If you are facing criminal charges for the first time, soon you will be
learning a number of new legal terms, such as
parole. You’ve probably heard these terms most of your life, you may have
even had a family member who was “on probation” or “out
on parole,” but do you know the difference between probation and parole?
According to the Bureau of Justice Statistics (BJS), probation is when
a court places an adult offender on supervision in the community in lieu
of incarceration. However, some jurisdictions will order a prisoner to
carry out a short-term sentence, which is immediately followed by a term
of probation – this is known as a “split sentence.”
When it comes to probation, there are a different supervision statuses, such as
active supervision and
inactive status.
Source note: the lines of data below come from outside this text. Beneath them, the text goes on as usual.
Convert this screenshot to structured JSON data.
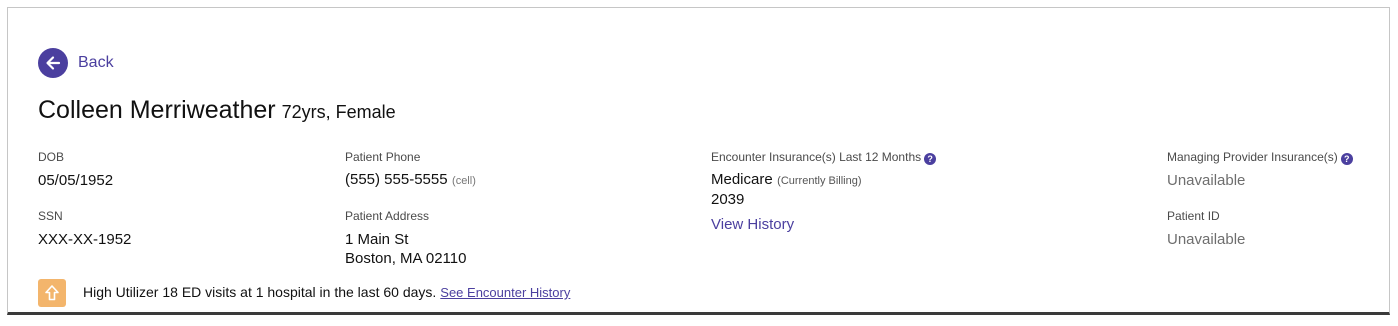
{
  "header": {
    "back_label": "Back",
    "patient_name": "Colleen Merriweather",
    "patient_meta": "72yrs, Female"
  },
  "demographics": {
    "dob_label": "DOB",
    "dob_value": "05/05/1952",
    "ssn_label": "SSN",
    "ssn_value": "XXX-XX-1952",
    "phone_label": "Patient Phone",
    "phone_value": "(555) 555-5555",
    "phone_type": "(cell)",
    "address_label": "Patient Address",
    "address_line1": "1 Main St",
    "address_line2": "Boston, MA 02110"
  },
  "encounter_insurance": {
    "label": "Encounter Insurance(s) Last 12 Months",
    "plan_name": "Medicare",
    "plan_status": "(Currently Billing)",
    "plan_number": "2039",
    "view_history_label": "View History"
  },
  "managing_provider": {
    "insurance_label": "Managing Provider Insurance(s)",
    "insurance_value": "Unavailable",
    "patient_id_label": "Patient ID",
    "patient_id_value": "Unavailable"
  },
  "alert": {
    "text": "High Utilizer 18 ED visits at 1 hospital in the last 60 days.",
    "link_label": "See Encounter History"
  },
  "colors": {
    "accent": "#4b3f9f",
    "alert_icon_bg": "#f3b56c",
    "muted_text": "#6e6e6e"
  },
  "icons": {
    "back": "arrow-left-circle-icon",
    "help": "question-circle-icon",
    "alert": "arrow-up-icon"
  }
}
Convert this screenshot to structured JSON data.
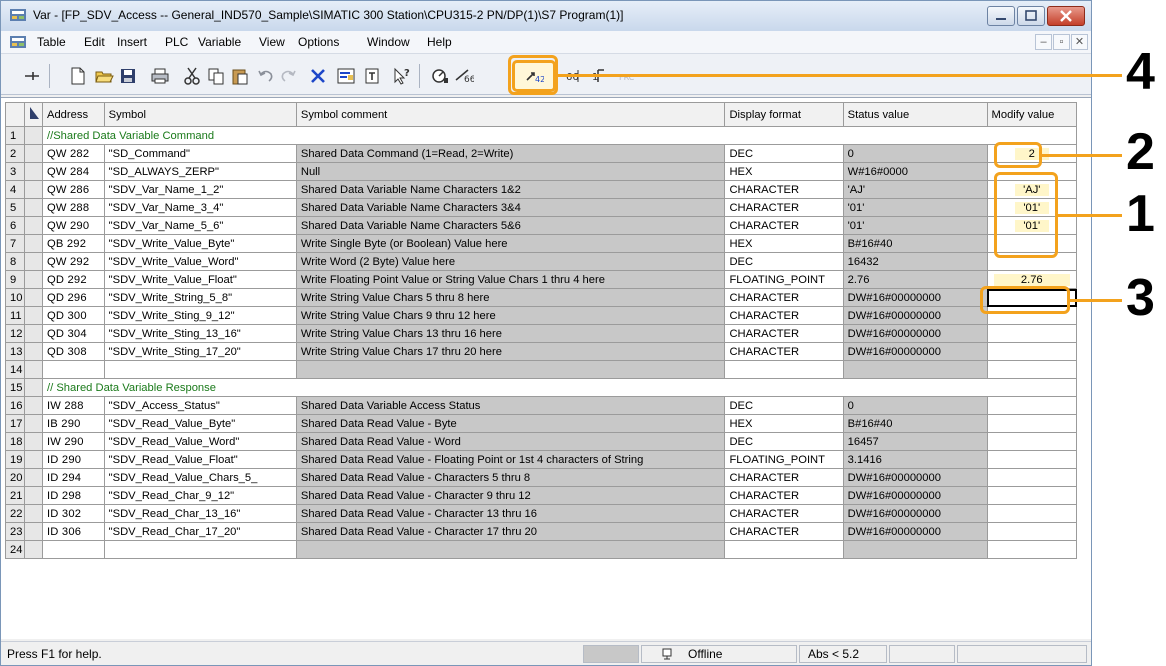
{
  "window": {
    "title": "Var - [FP_SDV_Access -- General_IND570_Sample\\SIMATIC 300 Station\\CPU315-2 PN/DP(1)\\S7 Program(1)]"
  },
  "menu": [
    "Table",
    "Edit",
    "Insert",
    "PLC",
    "Variable",
    "View",
    "Options",
    "Window",
    "Help"
  ],
  "table": {
    "headers": [
      "Address",
      "Symbol",
      "Symbol comment",
      "Display format",
      "Status value",
      "Modify value"
    ],
    "rows": [
      {
        "n": "1",
        "comment": "//Shared Data Variable Command"
      },
      {
        "n": "2",
        "addr": "QW  282",
        "sym": "\"SD_Command\"",
        "cmt": "Shared Data Command (1=Read, 2=Write)",
        "fmt": "DEC",
        "status": "0",
        "mod": "2"
      },
      {
        "n": "3",
        "addr": "QW  284",
        "sym": "\"SD_ALWAYS_ZERP\"",
        "cmt": "Null",
        "fmt": "HEX",
        "status": "W#16#0000",
        "mod": ""
      },
      {
        "n": "4",
        "addr": "QW  286",
        "sym": "\"SDV_Var_Name_1_2\"",
        "cmt": "Shared Data Variable Name Characters 1&2",
        "fmt": "CHARACTER",
        "status": "'AJ'",
        "mod": "'AJ'"
      },
      {
        "n": "5",
        "addr": "QW  288",
        "sym": "\"SDV_Var_Name_3_4\"",
        "cmt": "Shared Data Variable Name Characters 3&4",
        "fmt": "CHARACTER",
        "status": "'01'",
        "mod": "'01'"
      },
      {
        "n": "6",
        "addr": "QW  290",
        "sym": "\"SDV_Var_Name_5_6\"",
        "cmt": "Shared Data Variable Name Characters 5&6",
        "fmt": "CHARACTER",
        "status": "'01'",
        "mod": "'01'"
      },
      {
        "n": "7",
        "addr": "QB  292",
        "sym": "\"SDV_Write_Value_Byte\"",
        "cmt": "Write Single Byte (or Boolean) Value here",
        "fmt": "HEX",
        "status": "B#16#40",
        "mod": ""
      },
      {
        "n": "8",
        "addr": "QW  292",
        "sym": "\"SDV_Write_Value_Word\"",
        "cmt": "Write Word (2 Byte) Value here",
        "fmt": "DEC",
        "status": "16432",
        "mod": ""
      },
      {
        "n": "9",
        "addr": "QD  292",
        "sym": "\"SDV_Write_Value_Float\"",
        "cmt": "Write Floating Point Value or String Value Chars 1 thru 4 here",
        "fmt": "FLOATING_POINT",
        "status": "2.76",
        "mod": "2.76"
      },
      {
        "n": "10",
        "addr": "QD  296",
        "sym": "\"SDV_Write_String_5_8\"",
        "cmt": "Write String Value Chars 5 thru 8 here",
        "fmt": "CHARACTER",
        "status": "DW#16#00000000",
        "mod": ""
      },
      {
        "n": "11",
        "addr": "QD  300",
        "sym": "\"SDV_Write_Sting_9_12\"",
        "cmt": "Write String Value Chars 9 thru 12 here",
        "fmt": "CHARACTER",
        "status": "DW#16#00000000",
        "mod": ""
      },
      {
        "n": "12",
        "addr": "QD  304",
        "sym": "\"SDV_Write_Sting_13_16\"",
        "cmt": "Write String Value Chars 13 thru 16 here",
        "fmt": "CHARACTER",
        "status": "DW#16#00000000",
        "mod": ""
      },
      {
        "n": "13",
        "addr": "QD  308",
        "sym": "\"SDV_Write_Sting_17_20\"",
        "cmt": "Write String Value Chars 17 thru 20 here",
        "fmt": "CHARACTER",
        "status": "DW#16#00000000",
        "mod": ""
      },
      {
        "n": "14",
        "blank": true
      },
      {
        "n": "15",
        "comment": "// Shared Data Variable Response"
      },
      {
        "n": "16",
        "addr": "IW  288",
        "sym": "\"SDV_Access_Status\"",
        "cmt": "Shared Data Variable Access Status",
        "fmt": "DEC",
        "status": "0",
        "mod": ""
      },
      {
        "n": "17",
        "addr": "IB  290",
        "sym": "\"SDV_Read_Value_Byte\"",
        "cmt": "Shared Data Read Value - Byte",
        "fmt": "HEX",
        "status": "B#16#40",
        "mod": ""
      },
      {
        "n": "18",
        "addr": "IW  290",
        "sym": "\"SDV_Read_Value_Word\"",
        "cmt": "Shared Data Read Value - Word",
        "fmt": "DEC",
        "status": "16457",
        "mod": ""
      },
      {
        "n": "19",
        "addr": "ID  290",
        "sym": "\"SDV_Read_Value_Float\"",
        "cmt": "Shared Data Read Value - Floating Point or 1st 4 characters of String",
        "fmt": "FLOATING_POINT",
        "status": "3.1416",
        "mod": ""
      },
      {
        "n": "20",
        "addr": "ID  294",
        "sym": "\"SDV_Read_Value_Chars_5_",
        "cmt": "Shared Data Read Value - Characters 5 thru 8",
        "fmt": "CHARACTER",
        "status": "DW#16#00000000",
        "mod": ""
      },
      {
        "n": "21",
        "addr": "ID  298",
        "sym": "\"SDV_Read_Char_9_12\"",
        "cmt": "Shared Data Read Value - Character 9 thru 12",
        "fmt": "CHARACTER",
        "status": "DW#16#00000000",
        "mod": ""
      },
      {
        "n": "22",
        "addr": "ID  302",
        "sym": "\"SDV_Read_Char_13_16\"",
        "cmt": "Shared Data Read Value - Character 13 thru 16",
        "fmt": "CHARACTER",
        "status": "DW#16#00000000",
        "mod": ""
      },
      {
        "n": "23",
        "addr": "ID  306",
        "sym": "\"SDV_Read_Char_17_20\"",
        "cmt": "Shared Data Read Value - Character 17 thru 20",
        "fmt": "CHARACTER",
        "status": "DW#16#00000000",
        "mod": ""
      },
      {
        "n": "24",
        "blank": true
      }
    ]
  },
  "statusbar": {
    "help": "Press F1 for help.",
    "mode": "Offline",
    "abs": "Abs < 5.2"
  },
  "callouts": {
    "one": "1",
    "two": "2",
    "three": "3",
    "four": "4"
  },
  "colors": {
    "callout": "#f3a21d",
    "status_col_bg": "#c8c8c8",
    "comment_green": "#1a7a1a"
  },
  "icons": [
    "app-icon",
    "pin-icon",
    "new-icon",
    "open-icon",
    "save-icon",
    "print-icon",
    "cut-icon",
    "copy-icon",
    "paste-icon",
    "undo-icon",
    "redo-icon",
    "delete-icon",
    "monitor-var-icon",
    "force-icon",
    "help-pointer-icon",
    "monitor-icon",
    "modify-icon",
    "modify-now-icon",
    "trigger-icon",
    "enable-peripheral-icon",
    "force-values-icon"
  ]
}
With active supervision, the probationer is required to report regularly
in person, by phone, or by mail.
With a minor offense, the probationer may be placed on inactive status,
or they may be reduced to supervision and downgraded from active status
to inactive status.
Often, probationers are required to fulfill a number of conditions, such as:
- Pay fines
- Pay court costs
- Stay away from known criminals
- Do not use drugs
- Stay away from alcohol
- Do not get arrested for a new crime
- Participate in a treatment program
- Adhere to specific rules of conduct
- Anything else the judge deems necessary
Note: if a probationer fails to adhere to his or her conditions of probation,
they can be incarcerated as a result.
What is parole?
not the same as probation. With parole, the criminal offender was sent to prison but
was conditionally released so they can serve the remaining portion of
their sentence in the community.
How are prisoners released on parole? They are released by either a parole
board decision (discretionary release or parole), or according to a provision
in a statute (mandatory release or parole).
As with probationers, parolees can have different statuses, such as
active supervision where they must report regularly in person, by mail, or by telephone, and
inactive status, where they are not required to report regularly.
Another supervision status is where the parolee only has financial conditions
that remain, or they have an active warrant. Just like probationers, parolees
must adhere to certain conditions that are set forth by the court and
if they violate a term of their parole, it can result in them being
sent back to prison.
If you are facing criminal charges in Plano or Dallas, or if you violated
a condition of your probation or parole,
contact The Zendeh Del Law Firm, PLLC for a hard-hitting